If the pair includes the JPY, for example the JPY/CAD, then multiply the result by 10. For example, if the CAD/JPY is priced at 89.09, to find out the standard pip value divide CAD$10 by 89.09, then multiply the result by 10, for a pip value of CAD$11.23.
Go through this process with any account currency to find pip values for pairs that include that currency.
Not all currency pairs include your account currency. You may have a USD account, but want to trade the EUR/GBP. Here's how to figure out the pip value for pairs that don't include your account currency.
The second currency is always fixed if a person had an account in that currency. For example, we know that if a person held a GBP account then the EUR/GBP pip value is GBP10 for a standard lot, as discussed above. The next step is converting GBP10 to our own currency. If our account is USD, divide GBP10 by the USD/GBP rate. If the rate is 0.7600, then the pip value is USD$13.16.
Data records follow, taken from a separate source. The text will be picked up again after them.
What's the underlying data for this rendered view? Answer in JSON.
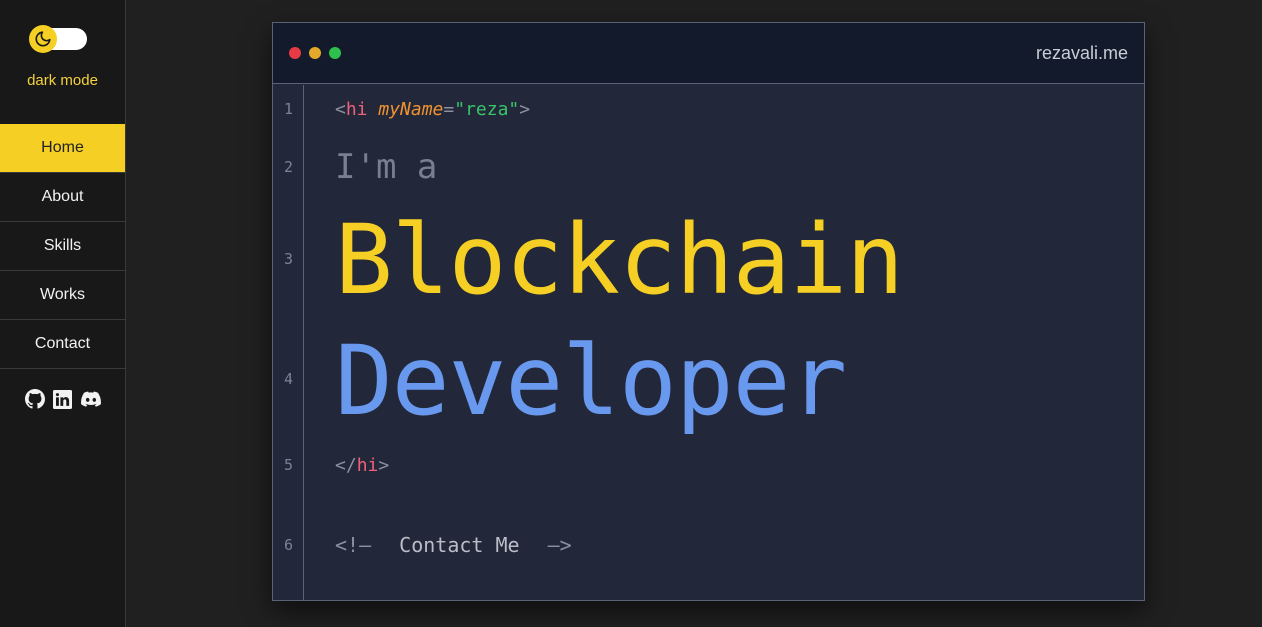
{
  "sidebar": {
    "mode_label": "dark mode",
    "nav": [
      {
        "label": "Home",
        "active": true
      },
      {
        "label": "About",
        "active": false
      },
      {
        "label": "Skills",
        "active": false
      },
      {
        "label": "Works",
        "active": false
      },
      {
        "label": "Contact",
        "active": false
      }
    ],
    "socials": [
      "github-icon",
      "linkedin-icon",
      "discord-icon"
    ]
  },
  "window": {
    "title": "rezavali.me",
    "dot_colors": [
      "#e63b45",
      "#e3a92a",
      "#2fbf4d"
    ],
    "line_numbers": [
      "1",
      "2",
      "3",
      "4",
      "5",
      "6"
    ],
    "line1": {
      "open": "<",
      "tag": "hi",
      "attr": "myName",
      "eq": "=",
      "value": "\"reza\"",
      "close": ">"
    },
    "line2": "I'm a",
    "line3": "Blockchain",
    "line4": "Developer",
    "line5": {
      "open": "</",
      "tag": "hi",
      "close": ">"
    },
    "line6": {
      "prefix": "<!—",
      "text": "Contact Me",
      "suffix": "—>"
    }
  },
  "colors": {
    "accent_yellow": "#f5cf24",
    "accent_blue": "#6999ef",
    "tag_red": "#f0607a",
    "attr_orange": "#f0922f",
    "string_green": "#39c46b"
  }
}
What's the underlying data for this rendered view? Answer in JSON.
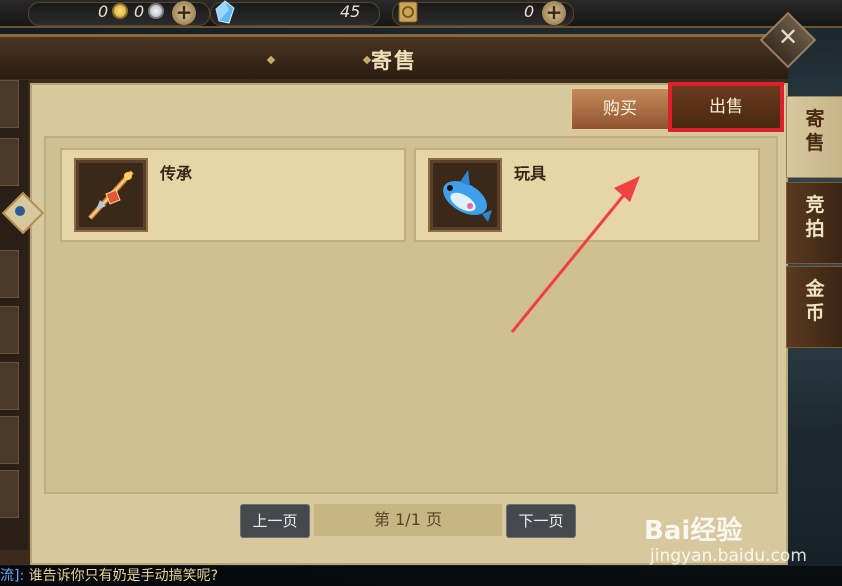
{
  "topbar": {
    "gold_value": "0",
    "silver_value": "0",
    "crystal_value": "45",
    "scroll_value": "0"
  },
  "window": {
    "title": "寄售",
    "buttons": {
      "buy": "购买",
      "sell": "出售"
    },
    "items": [
      {
        "label": "传承",
        "icon": "weapon-icon"
      },
      {
        "label": "玩具",
        "icon": "shark-toy-icon"
      }
    ],
    "pager": {
      "prev": "上一页",
      "info": "第 1/1 页",
      "next": "下一页"
    }
  },
  "right_tabs": [
    {
      "label": "寄售",
      "active": true
    },
    {
      "label": "竞拍",
      "active": false
    },
    {
      "label": "金币",
      "active": false
    }
  ],
  "chat": {
    "channel": "流]:",
    "message": "谁告诉你只有奶是手动搞笑呢?"
  },
  "watermark": {
    "brand": "Bai经验",
    "url": "jingyan.baidu.com"
  },
  "colors": {
    "highlight": "#e01f2c",
    "arrow": "#f04040"
  }
}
If you can only find a "backward" quote, such as the GBP/USD rate being 1.3152, then divide one by the rate to get 0.7600. That is the USD/GBP rate. You can then do the calculation above.
If your account currency is euros and you want to know the pip value of the AUD/CAD, remember that for a person with a CAD account a standard lot would be CAD$10 for this pair. Convert that CAD$10 to euros by dividing it by the EUR/CAD rate. If the rate is 1.4813, the standard lot pip value is EUR6.75.
Always consider which currency is providing the pip value: the second currency (YYY). Once you know that, convert the fixed pip value in that currency to your own by dividing it by XXX/YYY, where XXX is your own account currency.
Understanding how pip values work is important, but if you want some help, there are several Pip Value Calculators online. Play around in a demo account and notice how pip movements affect your profit and loss for various pairs and lot sizes.
*The information presented above is intended for informative and educational purposes, should not be considered as investment advice, or an offer or solicitation for a transaction in any financial instrument and thus should not be treated as such. Past performance is not a reliable indicator of future results.